Additionally, you should use your board members and their connections to connect to major donors and ask for donations.
Here are two out-of-the-box ways you can propose major donors to support your cause:
Challenge matches. Ask your major donors to participate in a challenge match. This fundraiser can go two different ways: the major donor (or corporation) will match all donations made on a specific day or the donor will match the donations you raised after reaching a certain amount (like $5,000).
Place a donation kiosk in your office. Having a donation kiosk in your office is a great way to collect smaller donations when you meet with supporters in person. Even if they decline to contribute a major gift they might feel compelled to make a smaller donation using your kiosk. As every contribution counts, these small gifts can add up to help reach your goal.
Ultimately, there are even more ways you can encourage major donors to support your event. The trick is to come up with ideas that work best to meet your needs, whether that's through monetary donations or in-kind contributions.
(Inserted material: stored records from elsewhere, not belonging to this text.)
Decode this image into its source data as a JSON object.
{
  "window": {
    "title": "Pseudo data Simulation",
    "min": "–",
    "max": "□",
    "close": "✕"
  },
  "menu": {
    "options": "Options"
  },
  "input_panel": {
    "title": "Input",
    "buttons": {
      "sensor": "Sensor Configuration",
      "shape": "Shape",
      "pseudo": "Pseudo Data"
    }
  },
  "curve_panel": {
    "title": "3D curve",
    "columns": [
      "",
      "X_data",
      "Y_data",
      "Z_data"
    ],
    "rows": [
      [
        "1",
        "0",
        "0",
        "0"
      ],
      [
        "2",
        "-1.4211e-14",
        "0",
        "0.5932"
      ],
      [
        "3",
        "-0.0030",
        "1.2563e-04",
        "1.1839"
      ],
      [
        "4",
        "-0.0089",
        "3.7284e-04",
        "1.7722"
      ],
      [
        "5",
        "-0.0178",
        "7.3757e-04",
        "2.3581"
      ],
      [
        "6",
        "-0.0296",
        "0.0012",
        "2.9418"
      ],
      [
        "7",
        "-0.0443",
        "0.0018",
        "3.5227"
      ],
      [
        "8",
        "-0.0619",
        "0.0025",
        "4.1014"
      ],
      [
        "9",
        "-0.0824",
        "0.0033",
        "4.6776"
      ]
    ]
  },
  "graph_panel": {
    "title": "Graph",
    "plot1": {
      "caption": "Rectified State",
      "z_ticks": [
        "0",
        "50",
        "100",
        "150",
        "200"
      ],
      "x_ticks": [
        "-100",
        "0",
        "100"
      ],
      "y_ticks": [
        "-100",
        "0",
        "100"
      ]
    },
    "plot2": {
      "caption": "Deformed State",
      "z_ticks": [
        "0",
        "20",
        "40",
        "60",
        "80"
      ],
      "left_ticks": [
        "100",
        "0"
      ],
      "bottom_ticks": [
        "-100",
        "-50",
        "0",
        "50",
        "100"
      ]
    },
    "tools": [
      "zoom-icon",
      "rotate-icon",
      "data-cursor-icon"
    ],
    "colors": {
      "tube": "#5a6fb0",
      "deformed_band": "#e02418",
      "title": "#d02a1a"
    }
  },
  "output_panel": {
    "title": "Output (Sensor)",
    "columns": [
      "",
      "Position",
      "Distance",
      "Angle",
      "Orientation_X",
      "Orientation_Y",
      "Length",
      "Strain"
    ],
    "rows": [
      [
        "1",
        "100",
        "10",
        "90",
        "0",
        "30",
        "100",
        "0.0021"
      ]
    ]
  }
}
The bottom line: While corporations can offer support to fund your event, don't forget to ask your major donors for support as well. Reach out and encourage them to support your event using unique ideas.
Start incorporating these six tips into your fundraising strategy, and you'll be closer than ever to reaching your event fundraising goal.
If you want to learn more ways you can collect event donatons, check out these awesome additional resources:
Ways to Raise More with Giving Kiosks: This article may have convinced you to consider donation kiosks. If so, you're in luck! Keep reading to get even more tips on how to maximize funds using this handy device.
Donation Jar Ideas: Collecting donations at events, during checkout charities, and other in-person events is a great way to raise money. Learn about the different ways you can collect donations.
Donation Kiosk Features: Interested in using donation kiosks to fundraise? Check out this list of must-have features to help you find the perfect device for your nonprofit.
If you have more questions about nonprofit strategy you can always reach out to the DipJar fundraising experts for help. It's what we love to do!